* PROBLEM STATEMENT *
Reproduce the data in full, exactly as it appears.

* * * *

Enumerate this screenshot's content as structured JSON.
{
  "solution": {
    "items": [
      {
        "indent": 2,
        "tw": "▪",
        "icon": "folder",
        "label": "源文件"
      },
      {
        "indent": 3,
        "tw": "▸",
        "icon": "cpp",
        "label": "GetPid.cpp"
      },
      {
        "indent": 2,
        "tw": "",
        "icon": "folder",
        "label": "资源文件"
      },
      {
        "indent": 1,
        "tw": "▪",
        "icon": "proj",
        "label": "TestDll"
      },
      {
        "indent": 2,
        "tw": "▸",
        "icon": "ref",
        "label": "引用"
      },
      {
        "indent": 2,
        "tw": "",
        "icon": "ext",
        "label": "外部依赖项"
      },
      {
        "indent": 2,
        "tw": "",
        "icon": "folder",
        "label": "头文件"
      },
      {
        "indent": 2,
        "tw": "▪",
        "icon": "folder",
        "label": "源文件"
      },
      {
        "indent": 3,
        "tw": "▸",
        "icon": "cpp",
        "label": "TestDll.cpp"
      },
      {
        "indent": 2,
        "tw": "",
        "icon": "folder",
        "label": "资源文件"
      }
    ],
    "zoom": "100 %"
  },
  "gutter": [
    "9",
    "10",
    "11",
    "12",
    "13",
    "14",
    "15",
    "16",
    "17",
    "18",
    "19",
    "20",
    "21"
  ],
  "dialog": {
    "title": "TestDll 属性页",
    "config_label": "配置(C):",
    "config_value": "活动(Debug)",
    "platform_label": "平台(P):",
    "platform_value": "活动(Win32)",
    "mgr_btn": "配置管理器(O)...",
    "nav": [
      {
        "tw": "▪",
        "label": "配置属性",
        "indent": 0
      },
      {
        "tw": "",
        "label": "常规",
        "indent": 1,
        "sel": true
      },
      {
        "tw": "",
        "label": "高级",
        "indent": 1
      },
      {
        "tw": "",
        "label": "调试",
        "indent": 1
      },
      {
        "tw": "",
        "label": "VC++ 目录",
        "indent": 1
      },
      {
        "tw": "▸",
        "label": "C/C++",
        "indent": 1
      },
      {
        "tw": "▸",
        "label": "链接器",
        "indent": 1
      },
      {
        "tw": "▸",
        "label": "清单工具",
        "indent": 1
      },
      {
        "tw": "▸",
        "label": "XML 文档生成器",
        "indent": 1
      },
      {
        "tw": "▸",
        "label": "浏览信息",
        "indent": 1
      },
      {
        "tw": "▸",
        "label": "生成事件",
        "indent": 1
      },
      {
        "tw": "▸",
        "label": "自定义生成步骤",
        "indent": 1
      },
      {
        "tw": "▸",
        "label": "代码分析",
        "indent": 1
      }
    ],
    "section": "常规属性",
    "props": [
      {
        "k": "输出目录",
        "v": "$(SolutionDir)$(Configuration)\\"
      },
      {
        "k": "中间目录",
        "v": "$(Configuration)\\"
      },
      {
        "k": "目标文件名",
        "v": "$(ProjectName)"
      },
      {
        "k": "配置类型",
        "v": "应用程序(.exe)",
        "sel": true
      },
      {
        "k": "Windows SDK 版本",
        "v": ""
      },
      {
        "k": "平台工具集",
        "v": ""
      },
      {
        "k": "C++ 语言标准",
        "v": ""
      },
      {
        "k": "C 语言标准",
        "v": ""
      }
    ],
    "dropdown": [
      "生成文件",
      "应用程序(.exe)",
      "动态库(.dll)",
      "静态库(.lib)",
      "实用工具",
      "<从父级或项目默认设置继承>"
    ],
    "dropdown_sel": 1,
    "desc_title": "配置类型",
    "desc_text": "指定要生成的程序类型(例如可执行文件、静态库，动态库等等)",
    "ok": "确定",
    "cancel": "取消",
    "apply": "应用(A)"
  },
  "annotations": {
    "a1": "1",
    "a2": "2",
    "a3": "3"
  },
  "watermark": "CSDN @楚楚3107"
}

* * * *

* YOUR RESPONSE *
Enumerate this screenshot's content as structured JSON.
{
  "solution": {
    "items": [
      {
        "indent": 2,
        "tw": "▪",
        "icon": "folder",
        "label": "源文件"
      },
      {
        "indent": 3,
        "tw": "▸",
        "icon": "cpp",
        "label": "GetPid.cpp"
      },
      {
        "indent": 2,
        "tw": "",
        "icon": "folder",
        "label": "资源文件"
      },
      {
        "indent": 1,
        "tw": "▪",
        "icon": "proj",
        "label": "TestDll"
      },
      {
        "indent": 2,
        "tw": "▸",
        "icon": "ref",
        "label": "引用"
      },
      {
        "indent": 2,
        "tw": "",
        "icon": "ext",
        "label": "外部依赖项"
      },
      {
        "indent": 2,
        "tw": "",
        "icon": "folder",
        "label": "头文件"
      },
      {
        "indent": 2,
        "tw": "▪",
        "icon": "folder",
        "label": "源文件"
      },
      {
        "indent": 3,
        "tw": "▸",
        "icon": "cpp",
        "label": "TestDll.cpp"
      },
      {
        "indent": 2,
        "tw": "",
        "icon": "folder",
        "label": "资源文件"
      }
    ],
    "zoom": "100 %"
  },
  "gutter": [
    "9",
    "10",
    "11",
    "12",
    "13",
    "14",
    "15",
    "16",
    "17",
    "18",
    "19",
    "20",
    "21"
  ],
  "dialog": {
    "title": "TestDll 属性页",
    "config_label": "配置(C):",
    "config_value": "活动(Debug)",
    "platform_label": "平台(P):",
    "platform_value": "活动(Win32)",
    "mgr_btn": "配置管理器(O)...",
    "nav": [
      {
        "tw": "▪",
        "label": "配置属性",
        "indent": 0
      },
      {
        "tw": "",
        "label": "常规",
        "indent": 1,
        "sel": true
      },
      {
        "tw": "",
        "label": "高级",
        "indent": 1
      },
      {
        "tw": "",
        "label": "调试",
        "indent": 1
      },
      {
        "tw": "",
        "label": "VC++ 目录",
        "indent": 1
      },
      {
        "tw": "▸",
        "label": "C/C++",
        "indent": 1
      },
      {
        "tw": "▸",
        "label": "链接器",
        "indent": 1
      },
      {
        "tw": "▸",
        "label": "清单工具",
        "indent": 1
      },
      {
        "tw": "▸",
        "label": "XML 文档生成器",
        "indent": 1
      },
      {
        "tw": "▸",
        "label": "浏览信息",
        "indent": 1
      },
      {
        "tw": "▸",
        "label": "生成事件",
        "indent": 1
      },
      {
        "tw": "▸",
        "label": "自定义生成步骤",
        "indent": 1
      },
      {
        "tw": "▸",
        "label": "代码分析",
        "indent": 1
      }
    ],
    "section": "常规属性",
    "props": [
      {
        "k": "输出目录",
        "v": "$(SolutionDir)$(Configuration)\\"
      },
      {
        "k": "中间目录",
        "v": "$(Configuration)\\"
      },
      {
        "k": "目标文件名",
        "v": "$(ProjectName)"
      },
      {
        "k": "配置类型",
        "v": "应用程序(.exe)",
        "sel": true
      },
      {
        "k": "Windows SDK 版本",
        "v": ""
      },
      {
        "k": "平台工具集",
        "v": ""
      },
      {
        "k": "C++ 语言标准",
        "v": ""
      },
      {
        "k": "C 语言标准",
        "v": ""
      }
    ],
    "dropdown": [
      "生成文件",
      "应用程序(.exe)",
      "动态库(.dll)",
      "静态库(.lib)",
      "实用工具",
      "<从父级或项目默认设置继承>"
    ],
    "dropdown_sel": 1,
    "desc_title": "配置类型",
    "desc_text": "指定要生成的程序类型(例如可执行文件、静态库，动态库等等)",
    "ok": "确定",
    "cancel": "取消",
    "apply": "应用(A)"
  },
  "annotations": {
    "a1": "1",
    "a2": "2",
    "a3": "3"
  },
  "watermark": "CSDN @楚楚3107"
}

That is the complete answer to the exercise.